◆ **Data records**:
- Opening Delimiter -

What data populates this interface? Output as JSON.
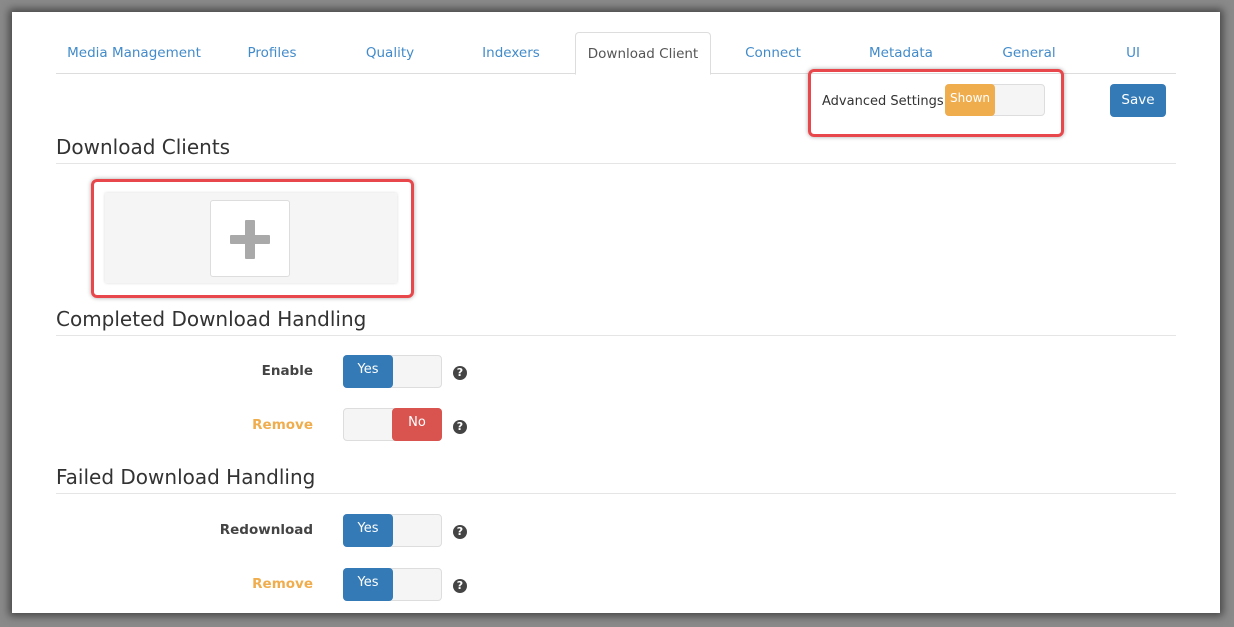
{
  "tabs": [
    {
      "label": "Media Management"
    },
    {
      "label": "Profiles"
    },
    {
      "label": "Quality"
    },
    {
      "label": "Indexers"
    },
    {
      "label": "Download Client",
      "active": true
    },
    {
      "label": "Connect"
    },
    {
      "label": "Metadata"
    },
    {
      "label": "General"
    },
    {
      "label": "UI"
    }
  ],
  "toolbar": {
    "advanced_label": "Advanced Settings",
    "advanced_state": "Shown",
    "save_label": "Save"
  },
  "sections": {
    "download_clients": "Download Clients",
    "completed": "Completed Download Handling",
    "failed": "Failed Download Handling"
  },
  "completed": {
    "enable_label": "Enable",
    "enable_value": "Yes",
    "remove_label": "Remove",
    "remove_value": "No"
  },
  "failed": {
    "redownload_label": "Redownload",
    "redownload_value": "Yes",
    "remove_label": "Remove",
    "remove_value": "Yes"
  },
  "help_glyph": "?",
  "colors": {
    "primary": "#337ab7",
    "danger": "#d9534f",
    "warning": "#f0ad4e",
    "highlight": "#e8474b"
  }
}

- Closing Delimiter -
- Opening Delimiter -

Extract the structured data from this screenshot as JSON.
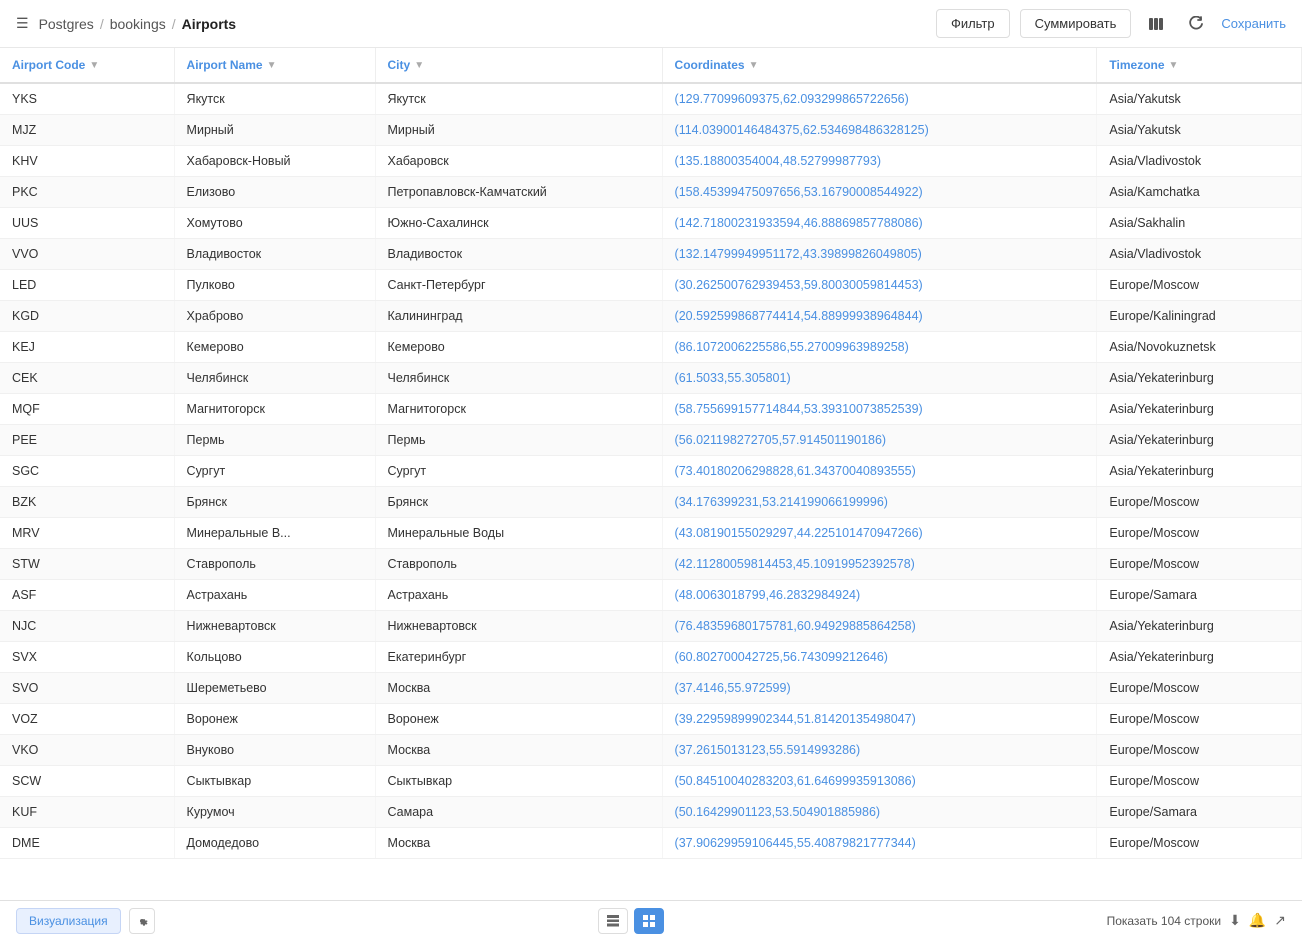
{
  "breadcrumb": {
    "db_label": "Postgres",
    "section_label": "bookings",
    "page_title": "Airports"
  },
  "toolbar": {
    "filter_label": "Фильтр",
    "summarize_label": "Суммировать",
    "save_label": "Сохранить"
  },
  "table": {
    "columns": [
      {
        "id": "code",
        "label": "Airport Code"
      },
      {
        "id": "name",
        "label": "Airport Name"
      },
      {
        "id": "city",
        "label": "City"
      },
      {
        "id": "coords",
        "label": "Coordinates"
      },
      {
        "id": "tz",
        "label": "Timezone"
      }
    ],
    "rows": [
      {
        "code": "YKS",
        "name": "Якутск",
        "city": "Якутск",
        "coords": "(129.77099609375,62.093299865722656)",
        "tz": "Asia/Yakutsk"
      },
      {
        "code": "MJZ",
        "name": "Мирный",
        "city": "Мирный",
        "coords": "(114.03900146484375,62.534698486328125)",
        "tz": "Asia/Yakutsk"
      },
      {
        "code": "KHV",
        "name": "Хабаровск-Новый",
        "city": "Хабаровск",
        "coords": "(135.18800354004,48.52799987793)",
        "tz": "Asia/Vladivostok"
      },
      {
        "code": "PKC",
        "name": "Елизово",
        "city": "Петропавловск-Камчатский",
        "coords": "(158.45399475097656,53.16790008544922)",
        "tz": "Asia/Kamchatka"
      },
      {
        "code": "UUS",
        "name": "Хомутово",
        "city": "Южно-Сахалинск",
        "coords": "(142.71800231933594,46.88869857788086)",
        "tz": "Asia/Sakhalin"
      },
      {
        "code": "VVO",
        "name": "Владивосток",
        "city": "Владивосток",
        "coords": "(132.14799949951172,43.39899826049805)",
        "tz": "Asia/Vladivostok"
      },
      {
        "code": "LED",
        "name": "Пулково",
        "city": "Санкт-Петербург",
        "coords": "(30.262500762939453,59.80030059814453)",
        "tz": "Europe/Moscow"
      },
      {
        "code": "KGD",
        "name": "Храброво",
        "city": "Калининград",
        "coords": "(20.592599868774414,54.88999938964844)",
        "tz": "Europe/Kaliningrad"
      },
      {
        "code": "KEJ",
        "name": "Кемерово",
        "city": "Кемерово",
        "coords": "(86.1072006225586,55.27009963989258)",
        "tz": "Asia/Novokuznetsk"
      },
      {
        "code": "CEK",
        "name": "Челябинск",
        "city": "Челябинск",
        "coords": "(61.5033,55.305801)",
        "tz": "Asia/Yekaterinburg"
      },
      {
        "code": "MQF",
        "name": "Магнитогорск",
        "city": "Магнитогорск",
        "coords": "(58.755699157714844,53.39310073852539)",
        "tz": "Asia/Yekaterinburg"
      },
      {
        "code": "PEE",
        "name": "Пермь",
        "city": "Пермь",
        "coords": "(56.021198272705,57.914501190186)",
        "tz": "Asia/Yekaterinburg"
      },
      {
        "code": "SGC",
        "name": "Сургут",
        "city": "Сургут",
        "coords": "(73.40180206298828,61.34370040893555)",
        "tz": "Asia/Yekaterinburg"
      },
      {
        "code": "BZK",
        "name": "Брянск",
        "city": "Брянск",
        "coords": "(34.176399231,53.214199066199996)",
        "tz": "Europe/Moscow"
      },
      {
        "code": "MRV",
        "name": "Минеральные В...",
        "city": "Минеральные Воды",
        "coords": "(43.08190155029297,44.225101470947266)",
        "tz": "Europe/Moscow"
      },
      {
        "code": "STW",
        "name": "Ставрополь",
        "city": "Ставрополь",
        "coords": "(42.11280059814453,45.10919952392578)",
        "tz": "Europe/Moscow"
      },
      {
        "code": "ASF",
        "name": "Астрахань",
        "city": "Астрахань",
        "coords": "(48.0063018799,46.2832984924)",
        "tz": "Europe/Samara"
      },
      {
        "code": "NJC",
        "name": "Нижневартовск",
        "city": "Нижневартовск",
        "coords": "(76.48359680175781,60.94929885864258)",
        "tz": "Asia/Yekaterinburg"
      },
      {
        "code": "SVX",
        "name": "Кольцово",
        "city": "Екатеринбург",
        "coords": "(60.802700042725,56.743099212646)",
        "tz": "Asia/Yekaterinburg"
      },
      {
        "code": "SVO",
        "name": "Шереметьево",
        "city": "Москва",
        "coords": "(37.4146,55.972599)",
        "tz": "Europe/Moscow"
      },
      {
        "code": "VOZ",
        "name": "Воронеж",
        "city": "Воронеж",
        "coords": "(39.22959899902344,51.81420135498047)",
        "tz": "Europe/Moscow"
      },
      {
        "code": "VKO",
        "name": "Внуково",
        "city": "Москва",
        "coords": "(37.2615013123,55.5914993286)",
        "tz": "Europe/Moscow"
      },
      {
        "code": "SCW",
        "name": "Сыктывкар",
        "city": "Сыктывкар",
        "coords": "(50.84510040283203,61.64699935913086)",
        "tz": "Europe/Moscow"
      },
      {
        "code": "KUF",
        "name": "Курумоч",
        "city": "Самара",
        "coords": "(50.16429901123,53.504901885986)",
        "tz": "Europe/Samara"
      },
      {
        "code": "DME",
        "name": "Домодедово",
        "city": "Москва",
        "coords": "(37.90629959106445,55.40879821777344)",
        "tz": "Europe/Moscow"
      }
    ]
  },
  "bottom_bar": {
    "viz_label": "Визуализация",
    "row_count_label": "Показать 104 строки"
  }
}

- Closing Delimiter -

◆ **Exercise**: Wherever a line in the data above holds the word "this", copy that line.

◆ **Exercise response**:
What data populates this interface? Output as JSON.
Extract the structured data from this screenshot as JSON.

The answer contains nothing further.